his long lean hands. “Go away, dears!” he said. “There’s business to
talk over. ”
Sylvie and Bruno went away hand in hand: but, on reaching the door,
Sylvie came back again and went up to Uggug timidly. “I don’t mind
about the butter,” she said, “and I–I’m sorry he hurt you!” And she
tried to shake hands with the little ruffian: but Uggug only blubbered
louder, and wouldn’t make friends. Sylvie left the room with a sigh.
The Sub-Warden glared angrily at his weeping son. “Leave the room,
Sirrah!” he said, as loud as he dared. His wife was still leaning out
of the window, and kept repeating “I ca’n’t see that pig! Where is it?”
“It’s moved to the right now it’s gone a little to the left,” said the
Sub-Warden: but he had his back to the window, and was making signals
to the Lord Chancellor, pointing to Uggug and the door, with many a
cunning nod and wink.
[Image…Removal of Uggug]
The Chancellor caught his meaning at last, and, crossing the
room, took that interesting child by the ear the next moment he and
Uggug were out of the room, and the door shut behind them: but not
before one piercing yell had rung through the room, and reached the
ears of the fond mother.
“What is that hideous noise?” she fiercely asked, turning upon her
“It’s some hyaena–or other,” replied the Sub-Warden, looking vaguely
up to the ceiling, as if that was where they usually were to be found.
“Let us to business, my dear. Here comes the Warden.” And he picked up
from the floor a wandering scrap of manuscript, on which I just caught
the words ‘after which Election duly holden the said Sibimet and
Tabikat his wife may at their pleasure assume Imperial–‘ before,
with a guilty look, he crumpled it up in his hand.
A CUNNING CONSPIRACY.
The Warden entered at this moment: and close behind him came the Lord
Chancellor, a little flushed and out of breath, and adjusting his wig,
which appeared to have been dragged partly off his head.
“But where is my precious child?” my Lady enquired, as the four took
their seats at the small side-table devoted to ledgers and bundles and
“He left the room a few minutes ago with the Lord Chancellor,”
the Sub-Warden briefly explained.
“Ah!” said my Lady, graciously smiling on that high official.
“Your Lordship has a very taking way with children!
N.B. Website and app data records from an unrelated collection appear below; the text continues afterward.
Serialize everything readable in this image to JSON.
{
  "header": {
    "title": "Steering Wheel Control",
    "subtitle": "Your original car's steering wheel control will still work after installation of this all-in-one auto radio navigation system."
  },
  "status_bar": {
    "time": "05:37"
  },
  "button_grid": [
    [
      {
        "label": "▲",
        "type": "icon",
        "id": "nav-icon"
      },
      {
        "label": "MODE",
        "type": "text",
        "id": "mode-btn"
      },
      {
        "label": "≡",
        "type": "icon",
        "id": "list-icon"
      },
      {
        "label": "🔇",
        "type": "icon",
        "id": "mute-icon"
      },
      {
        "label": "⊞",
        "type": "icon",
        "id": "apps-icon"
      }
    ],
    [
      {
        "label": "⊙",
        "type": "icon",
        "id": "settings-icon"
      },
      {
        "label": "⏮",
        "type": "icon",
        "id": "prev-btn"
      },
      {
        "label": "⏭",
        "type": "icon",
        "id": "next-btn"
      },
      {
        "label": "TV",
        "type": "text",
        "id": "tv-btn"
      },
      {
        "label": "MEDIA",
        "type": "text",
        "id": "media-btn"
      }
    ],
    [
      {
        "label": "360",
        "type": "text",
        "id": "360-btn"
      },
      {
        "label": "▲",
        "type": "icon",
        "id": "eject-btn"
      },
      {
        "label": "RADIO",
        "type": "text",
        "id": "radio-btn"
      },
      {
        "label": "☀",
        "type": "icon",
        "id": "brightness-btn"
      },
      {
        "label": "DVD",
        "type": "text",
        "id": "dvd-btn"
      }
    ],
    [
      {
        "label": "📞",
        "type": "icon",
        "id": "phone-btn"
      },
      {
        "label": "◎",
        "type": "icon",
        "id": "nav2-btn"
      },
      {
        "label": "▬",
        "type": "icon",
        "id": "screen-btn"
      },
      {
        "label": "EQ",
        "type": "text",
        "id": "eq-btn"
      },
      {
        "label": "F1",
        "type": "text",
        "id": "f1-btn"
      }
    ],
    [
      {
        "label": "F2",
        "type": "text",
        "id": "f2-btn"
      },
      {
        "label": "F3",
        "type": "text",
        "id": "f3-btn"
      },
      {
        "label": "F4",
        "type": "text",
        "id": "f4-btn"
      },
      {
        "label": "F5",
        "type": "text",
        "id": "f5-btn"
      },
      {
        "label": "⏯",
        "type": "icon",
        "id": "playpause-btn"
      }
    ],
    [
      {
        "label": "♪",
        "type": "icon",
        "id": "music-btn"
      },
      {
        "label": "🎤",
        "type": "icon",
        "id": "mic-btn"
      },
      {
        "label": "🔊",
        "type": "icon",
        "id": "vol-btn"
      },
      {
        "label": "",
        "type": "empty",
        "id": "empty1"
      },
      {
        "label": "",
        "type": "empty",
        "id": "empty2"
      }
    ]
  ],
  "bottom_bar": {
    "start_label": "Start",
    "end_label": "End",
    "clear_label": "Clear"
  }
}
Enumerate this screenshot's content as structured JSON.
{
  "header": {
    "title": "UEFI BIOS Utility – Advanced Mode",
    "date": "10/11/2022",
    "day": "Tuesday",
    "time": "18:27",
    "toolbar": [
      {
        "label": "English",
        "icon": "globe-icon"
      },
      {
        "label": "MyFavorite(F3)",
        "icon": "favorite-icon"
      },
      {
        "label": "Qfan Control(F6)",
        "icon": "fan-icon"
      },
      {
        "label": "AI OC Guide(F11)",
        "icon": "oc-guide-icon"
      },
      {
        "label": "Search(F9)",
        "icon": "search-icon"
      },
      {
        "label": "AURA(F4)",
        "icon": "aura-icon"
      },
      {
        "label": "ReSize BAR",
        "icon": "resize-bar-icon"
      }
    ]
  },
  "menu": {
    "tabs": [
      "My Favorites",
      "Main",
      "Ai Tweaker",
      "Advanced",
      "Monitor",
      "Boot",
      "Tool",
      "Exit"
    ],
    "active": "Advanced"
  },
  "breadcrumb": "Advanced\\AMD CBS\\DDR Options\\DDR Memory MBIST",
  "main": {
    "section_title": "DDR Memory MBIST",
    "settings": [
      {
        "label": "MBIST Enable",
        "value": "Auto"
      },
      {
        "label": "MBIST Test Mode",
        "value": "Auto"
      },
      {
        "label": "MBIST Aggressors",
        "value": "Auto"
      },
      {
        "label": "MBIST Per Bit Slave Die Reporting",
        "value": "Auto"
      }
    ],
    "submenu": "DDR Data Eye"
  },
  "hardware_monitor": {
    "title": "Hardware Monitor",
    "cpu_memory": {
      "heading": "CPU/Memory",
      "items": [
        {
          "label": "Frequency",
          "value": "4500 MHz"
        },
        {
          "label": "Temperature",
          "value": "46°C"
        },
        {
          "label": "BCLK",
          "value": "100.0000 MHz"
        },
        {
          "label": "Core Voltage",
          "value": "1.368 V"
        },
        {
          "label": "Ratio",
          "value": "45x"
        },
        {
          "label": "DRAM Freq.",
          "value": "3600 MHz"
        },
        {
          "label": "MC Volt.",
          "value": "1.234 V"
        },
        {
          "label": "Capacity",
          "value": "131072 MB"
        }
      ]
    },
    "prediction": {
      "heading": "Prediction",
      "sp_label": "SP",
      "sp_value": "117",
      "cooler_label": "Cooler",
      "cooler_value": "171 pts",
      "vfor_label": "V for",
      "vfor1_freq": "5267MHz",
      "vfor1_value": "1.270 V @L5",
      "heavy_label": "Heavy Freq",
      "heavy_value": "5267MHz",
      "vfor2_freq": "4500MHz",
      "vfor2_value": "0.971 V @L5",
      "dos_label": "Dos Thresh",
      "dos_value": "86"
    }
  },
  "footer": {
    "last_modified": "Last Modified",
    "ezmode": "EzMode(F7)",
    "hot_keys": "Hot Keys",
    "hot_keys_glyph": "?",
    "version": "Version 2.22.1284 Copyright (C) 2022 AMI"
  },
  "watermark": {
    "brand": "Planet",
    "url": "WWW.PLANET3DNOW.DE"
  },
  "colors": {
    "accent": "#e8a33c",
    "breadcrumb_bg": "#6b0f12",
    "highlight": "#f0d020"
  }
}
I doubt if any
one could gain the ear of my darling Uggug so quickly as you can!”
For an entirely stupid woman, my Lady’s remarks were curiously full of
meaning, of which she herself was wholly unconscious.
The Chancellor bowed, but with a very uneasy air. “I think the Warden
was about to speak,” he remarked, evidently anxious to change the
But my Lady would not be checked. “He is a clever boy,” she continued
with enthusiasm, “but he needs a man like your Lordship to draw him
The Chancellor bit his lip, and was silent. He evidently feared that,
stupid as she looked, she understood what she said this time, and was
having a joke at his expense. He might have spared himself all anxiety:
whatever accidental meaning her words might have, she herself never
meant anything at all.
“It is all settled!” the Warden announced, wasting no time over
preliminaries. “The Sub-Wardenship is abolished, and my brother is
appointed to act as Vice-Warden whenever I am absent. So, as I am going
abroad for a while, he will enter on his new duties at once.”
“And there will really be a Vice after all?” my Lady enquired.
“I hope so!” the Warden smilingly replied.
My Lady looked much pleased, and tried to clap her hands: but you might
as well have knocked two feather-beds together, for any noise it made.
“When my husband is Vice,” she said, “it will be the same as if we had
a hundred Vices!”
“Hear, hear!” cried the Sub-Warden.
“You seem to think it very remarkable,” my Lady remarked with some
severity, “that your wife should speak the truth!”
“No, not remarkable at all!” her husband anxiously explained.